Talking it out would probably be a better solution in an effort to find out why he has the tantrums. You'll be amazed at what children will tell you if you just ask. Dousing him with water is so impersonal and cold. It works on dogs because they're not to bright.
by Wendy Iturrizaga 6 years ago
Spanking as a form of disciplineThe are many parents who believe that corporal punishment is necessary for successful child rearing. Is that true? Or is spanking another form of child abuse?
by crystaleyes 5 years ago
If your child does something wrong like hit you because you have not given in to his tantrum, what would you do? I have sometimes given a smack on his back for misbehavior.. is it fine or am i being a bad parent?
by Peeples 5 years ago
Does having moments where you want to strangle your children make you a bad parent?Never acting on it of course.
by Nichol marie 7 months ago
What is your Sterotype when you see a large family of 4 children or a small family of just 1 childDo u judge I dont judge on family size at all or those without children at all but I guesse this is a thing now
by Scarface1300 5 years ago
How do you feel if you see a parent chastise a naughty child in public.Do you think well done serves the little blighter right. Or are you horrified.
by ngureco 5 years ago
How Should Parents Discipline Their Children? Is Corporal Punishment A Form Of Child Abuse?
Copyright © 2018 HubPages Inc. and respective owners. Other product and company names shown may be trademarks of their respective owners. HubPages® is a registered Service Mark of HubPages, Inc. HubPages and Hubbers (authors) may earn revenue on this page based on affiliate relationships and advertisements with partners including Amazon, Google, and others.
|HubPages Device ID||This is used to identify particular browsers or devices when the access the service, and is used for security reasons.|
|Login||This is necessary to sign in to the HubPages Service.|
|HubPages Traffic Pixel||This is used to collect data on traffic to articles and other pages on our site.

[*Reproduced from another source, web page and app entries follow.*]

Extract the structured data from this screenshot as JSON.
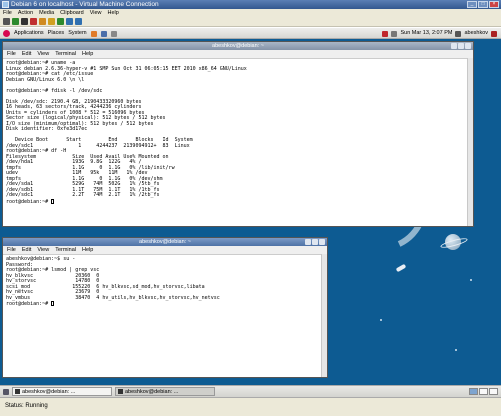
{
  "window": {
    "title": "Debian 6 on localhost - Virtual Machine Connection"
  },
  "host_menu": [
    "File",
    "Action",
    "Media",
    "Clipboard",
    "View",
    "Help"
  ],
  "host_toolbar": [
    {
      "icon": "ctrl-alt-del-icon",
      "color": "#555555"
    },
    {
      "icon": "start-icon",
      "color": "#2d8a2d"
    },
    {
      "icon": "turn-off-icon",
      "color": "#333333"
    },
    {
      "icon": "shutdown-icon",
      "color": "#c03030"
    },
    {
      "icon": "save-icon",
      "color": "#d08a20"
    },
    {
      "icon": "pause-icon",
      "color": "#d0a020"
    },
    {
      "icon": "reset-icon",
      "color": "#2d8a2d"
    },
    {
      "icon": "snapshot-icon",
      "color": "#3070b0"
    },
    {
      "icon": "revert-icon",
      "color": "#3070b0"
    }
  ],
  "gnome_panel": {
    "menus": [
      "Applications",
      "Places",
      "System"
    ],
    "clock": "Sun Mar 13,  2:07 PM",
    "user": "abeshkov"
  },
  "terminal1": {
    "title": "abeshkov@debian: ~",
    "menu": [
      "File",
      "Edit",
      "View",
      "Terminal",
      "Help"
    ],
    "lines": [
      "root@debian:~# uname -a",
      "Linux debian 2.6.36-hyper-v #1 SMP Sun Oct 31 06:05:15 EET 2010 x86_64 GNU/Linux",
      "root@debian:~# cat /etc/issue",
      "Debian GNU/Linux 6.0 \\n \\l",
      "",
      "root@debian:~# fdisk -l /dev/sdc",
      "",
      "Disk /dev/sdc: 2190.4 GB, 2190433320960 bytes",
      "16 heads, 63 sectors/track, 4244236 cylinders",
      "Units = cylinders of 1008 * 512 = 516096 bytes",
      "Sector size (logical/physical): 512 bytes / 512 bytes",
      "I/O size (minimum/optimal): 512 bytes / 512 bytes",
      "Disk identifier: 0xfe3d17ec",
      "",
      "   Device Boot      Start         End      Blocks   Id  System",
      "/dev/sdc1               1     4244237  2139094912+  83  Linux",
      "root@debian:~# df -H",
      "Filesystem            Size  Used Avail Use% Mounted on",
      "/dev/hda1             193G  9.8G  122G   4% /",
      "tmpfs                 1.1G     0  1.1G   0% /lib/init/rw",
      "udev                  11M   95k   11M   1% /dev",
      "tmpfs                 1.1G     0  1.1G   0% /dev/shm",
      "/dev/sda1             529G   74M  502G   1% /5tb_fs",
      "/dev/sdb1             1.1T   75M  1.1T   1% /1tb_fs",
      "/dev/sdc1             2.2T   74M  2.1T   1% /2tb_fs"
    ],
    "prompt": "root@debian:~# "
  },
  "terminal2": {
    "title": "abeshkov@debian: ~",
    "menu": [
      "File",
      "Edit",
      "View",
      "Terminal",
      "Help"
    ],
    "lines": [
      "abeshkov@debian:~$ su -",
      "Password:",
      "root@debian:~# lsmod | grep vsc",
      "hv_blkvsc              20360  0",
      "hv_storvsc             14780  0",
      "scsi_mod              155220  6 hv_blkvsc,sd_mod,hv_storvsc,libata",
      "hv_netvsc              23679  0",
      "hv_vmbus               38470  4 hv_utils,hv_blkvsc,hv_storvsc,hv_netvsc"
    ],
    "prompt": "root@debian:~# "
  },
  "taskbar": {
    "items": [
      "abeshkov@debian: ...",
      "abeshkov@debian: ..."
    ]
  },
  "status": {
    "text": "Status: Running"
  }
}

Unless you are signed in to a HubPages account, all personally identifiable information is anonymized.|
|Remarketing Pixels||We may use remarketing pixels from advertising networks such as Google AdWords, Bing Ads, and Facebook in order to advertise the HubPages Service to people that have visited our sites.|
|Conversion Tracking Pixels||We may use conversion tracking pixels from advertising networks such as Google AdWords, Bing Ads, and Facebook in order to identify when an advertisement has successfully resulted in the desired action, such as signing up for the HubPages Service or publishing an article on the HubPages Service.|